**WHAT THE EXERCISE ASKS**: Could you filter the records below and keep only the lines with the word "text"?

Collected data
□ □ □ □
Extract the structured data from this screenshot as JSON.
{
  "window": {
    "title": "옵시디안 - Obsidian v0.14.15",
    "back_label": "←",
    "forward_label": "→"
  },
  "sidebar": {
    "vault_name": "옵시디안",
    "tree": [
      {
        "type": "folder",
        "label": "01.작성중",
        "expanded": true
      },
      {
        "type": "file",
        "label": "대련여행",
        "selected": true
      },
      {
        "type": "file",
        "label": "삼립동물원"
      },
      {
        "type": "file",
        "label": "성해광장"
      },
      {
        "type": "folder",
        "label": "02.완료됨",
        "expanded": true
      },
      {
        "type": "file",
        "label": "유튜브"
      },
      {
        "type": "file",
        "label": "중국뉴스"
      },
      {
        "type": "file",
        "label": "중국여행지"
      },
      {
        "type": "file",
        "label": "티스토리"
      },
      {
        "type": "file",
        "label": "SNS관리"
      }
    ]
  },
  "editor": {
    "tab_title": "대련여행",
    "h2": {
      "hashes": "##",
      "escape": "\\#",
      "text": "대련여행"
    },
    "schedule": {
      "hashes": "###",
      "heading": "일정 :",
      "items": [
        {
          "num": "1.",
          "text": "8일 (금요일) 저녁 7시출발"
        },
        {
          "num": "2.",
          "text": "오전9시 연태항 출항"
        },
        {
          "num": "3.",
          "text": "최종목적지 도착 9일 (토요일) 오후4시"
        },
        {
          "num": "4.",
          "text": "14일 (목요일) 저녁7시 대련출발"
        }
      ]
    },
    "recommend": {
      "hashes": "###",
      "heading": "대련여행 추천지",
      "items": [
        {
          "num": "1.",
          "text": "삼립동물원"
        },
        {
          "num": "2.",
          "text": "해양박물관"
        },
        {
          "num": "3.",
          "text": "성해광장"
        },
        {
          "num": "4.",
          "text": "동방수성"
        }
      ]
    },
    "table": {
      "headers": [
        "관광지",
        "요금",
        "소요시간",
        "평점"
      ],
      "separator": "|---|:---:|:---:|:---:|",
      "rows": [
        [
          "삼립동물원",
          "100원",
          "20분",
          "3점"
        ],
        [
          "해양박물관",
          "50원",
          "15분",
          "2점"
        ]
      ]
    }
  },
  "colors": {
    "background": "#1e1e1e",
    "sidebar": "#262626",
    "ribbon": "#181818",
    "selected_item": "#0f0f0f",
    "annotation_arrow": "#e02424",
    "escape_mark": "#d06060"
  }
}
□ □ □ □
**OUTPUT FOR THIS EXERCISE**:
      "text": "대련여행"
          "text": "8일 (금요일) 저녁 7시출발"
          "text": "오전9시 연태항 출항"
          "text": "최종목적지 도착 9일 (토요일) 오후4시"
          "text": "14일 (목요일) 저녁7시 대련출발"
          "text": "삼립동물원"
          "text": "해양박물관"
          "text": "성해광장"
          "text": "동방수성"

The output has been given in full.